--- Your task ---
Copy every line from the records below that carries the word "name".

Records from a data collection
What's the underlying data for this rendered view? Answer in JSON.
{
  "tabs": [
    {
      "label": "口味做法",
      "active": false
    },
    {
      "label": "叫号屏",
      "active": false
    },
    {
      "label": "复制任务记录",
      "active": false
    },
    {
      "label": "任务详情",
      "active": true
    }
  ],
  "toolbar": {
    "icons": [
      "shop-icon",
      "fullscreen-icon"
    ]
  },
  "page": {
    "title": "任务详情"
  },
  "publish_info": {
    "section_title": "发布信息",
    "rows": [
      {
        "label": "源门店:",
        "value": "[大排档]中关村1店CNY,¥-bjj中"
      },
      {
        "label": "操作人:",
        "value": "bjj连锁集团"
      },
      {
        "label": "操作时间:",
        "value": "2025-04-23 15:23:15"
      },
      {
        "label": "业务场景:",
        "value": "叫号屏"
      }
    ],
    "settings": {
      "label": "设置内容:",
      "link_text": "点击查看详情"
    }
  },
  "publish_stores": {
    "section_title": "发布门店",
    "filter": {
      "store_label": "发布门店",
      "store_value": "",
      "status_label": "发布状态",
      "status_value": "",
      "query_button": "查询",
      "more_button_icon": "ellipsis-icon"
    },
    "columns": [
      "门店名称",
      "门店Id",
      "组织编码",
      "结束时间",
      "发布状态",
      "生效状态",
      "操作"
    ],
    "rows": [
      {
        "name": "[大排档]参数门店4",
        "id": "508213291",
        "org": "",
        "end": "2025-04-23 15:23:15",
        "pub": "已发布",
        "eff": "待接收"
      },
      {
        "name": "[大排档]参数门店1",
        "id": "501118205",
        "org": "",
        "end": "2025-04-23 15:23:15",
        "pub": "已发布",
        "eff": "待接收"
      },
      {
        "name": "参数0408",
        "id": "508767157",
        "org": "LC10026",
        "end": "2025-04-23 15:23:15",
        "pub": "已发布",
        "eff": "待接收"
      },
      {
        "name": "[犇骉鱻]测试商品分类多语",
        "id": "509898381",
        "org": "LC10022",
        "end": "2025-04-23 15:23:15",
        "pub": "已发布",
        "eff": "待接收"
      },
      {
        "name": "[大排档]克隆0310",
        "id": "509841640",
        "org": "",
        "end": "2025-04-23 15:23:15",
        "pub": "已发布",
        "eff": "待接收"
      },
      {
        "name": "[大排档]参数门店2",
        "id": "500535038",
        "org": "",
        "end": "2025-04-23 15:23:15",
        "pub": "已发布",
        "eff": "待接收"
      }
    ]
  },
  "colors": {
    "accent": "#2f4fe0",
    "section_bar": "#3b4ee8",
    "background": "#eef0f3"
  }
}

--- Answer section ---
        "name": "[大排档]参数门店4",
        "name": "[大排档]参数门店1",
        "name": "参数0408",
        "name": "[犇骉鱻]测试商品分类多语",
        "name": "[大排档]克隆0310",
        "name": "[大排档]参数门店2",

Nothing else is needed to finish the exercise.